After an initial, quick evaluation of FIGAP / VIV Mexico, VIV plans to tighten its associations with the primary production sectors poultry, pigs and dairy in that country. The second edition of the exhibition, which featured a number of well-attended peripheral programmes, saw an increase in the appreciation ratings from both exhibitors and visitors.
Guus van Ham, responsible for organising the exhibition in Mexico, is happy with the increased appreciation, but wants to integrate VIV in this interesting growth market on an even broader and deeper level. "We have made significant progress. The quality of the visitors - in the sense of authority and decision-making capacity - improved. Of the attendees, 61.1% had decision-making authority and 26.8% of the visitors were involved in investment decisions in an advisory capacity. The visitor survey also shows that 82.3% of visitors are planning to attend the next exhibition", Van Ham explains, "but we feel there is more potential. In the new year we will assess how we can establish closer links to the livestock sector and food production chains, because it is clear there are things we can offer each other."
Now that these first conclusions have been drawn, two months after the event, the VIV organisation plans to look at Mexico mainly as a strong, local growth market. Mexico might not be a stepping stone to other growth markets on the South American continent but, with more than 100 million inhabitants, the country offers tremendous opportunities for the animal husbandry sector. Mexico is already the world’s fourth-largest producer of animal feed. The country occupies fifth place in the global egg production ratings. The Mexicans import huge quantities for their meat consumption, which is why the approximately 100 international exhibitors (a total of approximately 200 exhibitors) find this large, local market for poultry, pigs and dairy farming interesting.
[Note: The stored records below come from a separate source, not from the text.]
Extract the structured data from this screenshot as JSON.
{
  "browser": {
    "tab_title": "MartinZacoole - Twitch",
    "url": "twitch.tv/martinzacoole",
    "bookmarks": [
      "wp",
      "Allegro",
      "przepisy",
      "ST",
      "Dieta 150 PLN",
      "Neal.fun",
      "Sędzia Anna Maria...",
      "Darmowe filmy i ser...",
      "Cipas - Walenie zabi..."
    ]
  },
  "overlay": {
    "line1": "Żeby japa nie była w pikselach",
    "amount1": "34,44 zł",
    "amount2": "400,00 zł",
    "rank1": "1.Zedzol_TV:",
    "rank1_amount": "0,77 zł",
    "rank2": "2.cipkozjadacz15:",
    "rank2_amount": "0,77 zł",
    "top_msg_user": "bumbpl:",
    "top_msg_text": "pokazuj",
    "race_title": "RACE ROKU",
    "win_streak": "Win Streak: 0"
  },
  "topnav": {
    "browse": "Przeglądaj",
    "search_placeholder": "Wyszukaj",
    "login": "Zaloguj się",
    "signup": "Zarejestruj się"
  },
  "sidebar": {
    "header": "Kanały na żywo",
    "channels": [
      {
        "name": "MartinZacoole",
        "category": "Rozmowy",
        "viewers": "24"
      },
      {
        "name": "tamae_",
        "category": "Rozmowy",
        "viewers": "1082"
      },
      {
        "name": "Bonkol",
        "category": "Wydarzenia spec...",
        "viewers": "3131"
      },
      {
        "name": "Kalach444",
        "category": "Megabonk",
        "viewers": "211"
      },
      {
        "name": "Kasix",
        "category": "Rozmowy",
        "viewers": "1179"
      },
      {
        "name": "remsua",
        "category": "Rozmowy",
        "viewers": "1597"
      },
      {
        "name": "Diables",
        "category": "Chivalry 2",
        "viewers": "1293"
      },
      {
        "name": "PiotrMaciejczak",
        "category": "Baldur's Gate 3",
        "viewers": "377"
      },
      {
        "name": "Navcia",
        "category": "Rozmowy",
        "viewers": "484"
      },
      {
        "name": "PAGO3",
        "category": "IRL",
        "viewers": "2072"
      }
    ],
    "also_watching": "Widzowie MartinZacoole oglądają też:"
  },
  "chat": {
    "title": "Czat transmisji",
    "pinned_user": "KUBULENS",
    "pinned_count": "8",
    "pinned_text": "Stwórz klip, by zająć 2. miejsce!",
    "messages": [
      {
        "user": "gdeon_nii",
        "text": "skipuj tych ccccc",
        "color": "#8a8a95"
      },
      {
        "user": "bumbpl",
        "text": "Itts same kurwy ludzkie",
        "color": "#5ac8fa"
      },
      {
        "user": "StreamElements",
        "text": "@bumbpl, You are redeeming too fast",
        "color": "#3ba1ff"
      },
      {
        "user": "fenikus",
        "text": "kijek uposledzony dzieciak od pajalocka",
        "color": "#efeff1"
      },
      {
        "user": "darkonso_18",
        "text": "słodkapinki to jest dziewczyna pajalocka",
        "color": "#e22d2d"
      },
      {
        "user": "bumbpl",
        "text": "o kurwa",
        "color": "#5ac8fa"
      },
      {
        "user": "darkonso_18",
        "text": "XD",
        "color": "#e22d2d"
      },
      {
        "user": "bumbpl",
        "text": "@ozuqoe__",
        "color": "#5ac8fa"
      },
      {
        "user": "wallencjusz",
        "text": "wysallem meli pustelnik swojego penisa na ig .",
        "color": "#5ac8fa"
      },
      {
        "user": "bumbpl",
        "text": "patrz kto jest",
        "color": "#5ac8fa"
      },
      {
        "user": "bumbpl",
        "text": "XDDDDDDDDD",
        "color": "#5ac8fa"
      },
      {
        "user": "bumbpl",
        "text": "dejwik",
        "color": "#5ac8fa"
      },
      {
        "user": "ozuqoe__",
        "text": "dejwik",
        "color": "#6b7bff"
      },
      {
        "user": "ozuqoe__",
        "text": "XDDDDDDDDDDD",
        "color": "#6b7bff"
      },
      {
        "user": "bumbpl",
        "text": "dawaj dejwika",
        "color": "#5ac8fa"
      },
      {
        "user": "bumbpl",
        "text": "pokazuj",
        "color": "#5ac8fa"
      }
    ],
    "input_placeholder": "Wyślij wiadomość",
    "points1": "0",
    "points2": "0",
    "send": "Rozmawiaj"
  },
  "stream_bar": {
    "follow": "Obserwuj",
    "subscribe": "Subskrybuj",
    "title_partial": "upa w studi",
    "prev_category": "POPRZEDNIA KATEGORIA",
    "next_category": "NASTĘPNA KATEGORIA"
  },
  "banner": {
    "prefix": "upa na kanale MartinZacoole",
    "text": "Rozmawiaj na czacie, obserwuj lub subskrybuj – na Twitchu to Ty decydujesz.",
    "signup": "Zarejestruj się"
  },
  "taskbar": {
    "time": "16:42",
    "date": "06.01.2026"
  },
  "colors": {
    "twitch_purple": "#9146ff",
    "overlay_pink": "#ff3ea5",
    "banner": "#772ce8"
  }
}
"It goes without saying that we have serious plans to invest more in this country. Our format - not just the exhibition, but an interactive platform for knowledge exchange - has obvious potential. By working more closely with the large local producer associations we hope to offer the industry better access and more perspective in Mexico. This will ultimately reinforce VIV's right to exist; after all, we represent and are part of the industry", says Guus van Ham.
Van Ham refers to the 2012 exhibition as 'a great improvement' over the first event organised in 2010.
"A very strong exhibition. We are very well positioned in the animal feed area and we are also on the right track in animal housing. However, we want to create more support in the rest of the chain; not only with respect to the physical exhibition floor area, but also via the peripheral programmes," says the exhibition organiser. A number of different congresses and seminars were linked to FIGAP / VIV Mexico, such as the feed production school, with participant training and certification. An international framework congress on avian influenza was also organised, in which local and international veterinary experts shared knowledge with a packed audience.
Finally there was a meeting of Conafab (Consejo Nacional de Fabricantes de Alimentos Balanceados y de la Nutrición Animal), organised for producers of animal feed, that was highly successful, and some 'big names' appeared at the round table on food safety organised by WATT Publishing.
December 21, 2012 - VNU